For a safe and comfortable crate training experience for your pups, check out our high-quality dog crates. Coops and Cages crates have many benefits over other brands:
- The Perfect Fit: Our crates are available in 5 sizes, to suit all breeds of dog. Our smallest crate can also be used for transporting cats.
- Built to Last: Our dog crates are made from sturdy metal wire construction, ensuring durability and longevity.
- Collapsible: The crates can easily collapse for storage when not in use.
- No Assembly: No complicated assembly. The crate comes already collapsed flat in its carton – simply pop it up into shape when ready to use.
- Removable Plastic Tray: The plastic tray easily slides out to clean.
- Easy Access: All our crates have two doors for easy access – one crate door on the longer side, and another on the shorter end.
Coops and Cages’ dog crates are the perfect choice for your multiple-dog crate training journey.
FAQs in Relation to Crate Training for Multiple Dogs
How to Crate Train Multiple Dogs at Once?
Introduce each dog to their own crate, establish a routine, increase the time gradually, and reward positive behaviour.
Is it Okay to Crate Train One Dog and Not the Other?
Yes, it’s acceptable to only crate train one dog if they have different needs or behaviours. However, most owners find it beneficial to crate train all of their dogs.
Is Crate Training Right for Every Dog?
No, factors such as age, temperament, anxiety levels, and medical conditions should be considered. Consult with a professional trainer or veterinarian.
Crate training is beneficial for both dogs and their owners. Crates help to make a secure living space for dogs who are naturally den animals. Crate training also helps to make house training and transport easier, plus vet visits and time in a boarding kennel.
When crate training for multiple dogs, it is best to have one dog per crate. Always choose a crate that is the appropriate size.
During training, it is important to always be patient, introduce the crate slowly, overcome challenges promptly, and avoid resource guarding issues.

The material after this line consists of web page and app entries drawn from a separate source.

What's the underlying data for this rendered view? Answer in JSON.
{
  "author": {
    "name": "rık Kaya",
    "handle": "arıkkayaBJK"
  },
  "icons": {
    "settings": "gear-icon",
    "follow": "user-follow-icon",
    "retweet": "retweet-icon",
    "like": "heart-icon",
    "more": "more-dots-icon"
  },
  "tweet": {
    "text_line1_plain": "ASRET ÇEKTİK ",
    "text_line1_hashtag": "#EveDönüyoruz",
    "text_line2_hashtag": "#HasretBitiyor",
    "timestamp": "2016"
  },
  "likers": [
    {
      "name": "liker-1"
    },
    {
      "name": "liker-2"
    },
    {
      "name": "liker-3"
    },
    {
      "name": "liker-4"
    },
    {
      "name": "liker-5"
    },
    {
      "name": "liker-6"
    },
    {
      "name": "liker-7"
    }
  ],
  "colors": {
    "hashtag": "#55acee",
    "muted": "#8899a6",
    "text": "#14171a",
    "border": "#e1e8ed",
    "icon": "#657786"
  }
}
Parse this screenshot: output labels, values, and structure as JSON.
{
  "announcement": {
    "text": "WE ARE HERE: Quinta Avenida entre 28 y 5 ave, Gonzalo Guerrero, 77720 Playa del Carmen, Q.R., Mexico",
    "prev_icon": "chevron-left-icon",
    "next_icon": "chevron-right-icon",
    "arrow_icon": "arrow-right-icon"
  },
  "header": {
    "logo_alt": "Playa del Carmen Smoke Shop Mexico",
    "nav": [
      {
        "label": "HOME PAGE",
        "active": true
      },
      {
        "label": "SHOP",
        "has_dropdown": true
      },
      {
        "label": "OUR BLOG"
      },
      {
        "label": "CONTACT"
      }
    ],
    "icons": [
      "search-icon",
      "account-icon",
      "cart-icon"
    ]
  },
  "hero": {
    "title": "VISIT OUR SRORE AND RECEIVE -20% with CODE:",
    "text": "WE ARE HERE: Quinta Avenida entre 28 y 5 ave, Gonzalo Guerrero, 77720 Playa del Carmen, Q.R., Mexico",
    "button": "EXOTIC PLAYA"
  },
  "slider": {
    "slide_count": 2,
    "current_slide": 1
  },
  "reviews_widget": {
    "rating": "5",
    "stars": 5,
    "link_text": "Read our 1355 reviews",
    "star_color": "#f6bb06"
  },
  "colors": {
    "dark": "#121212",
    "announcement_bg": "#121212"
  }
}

If you’re looking for a quality crate, Coops and Cages offer five durable and comfortable options for your furry friends. Check them out here.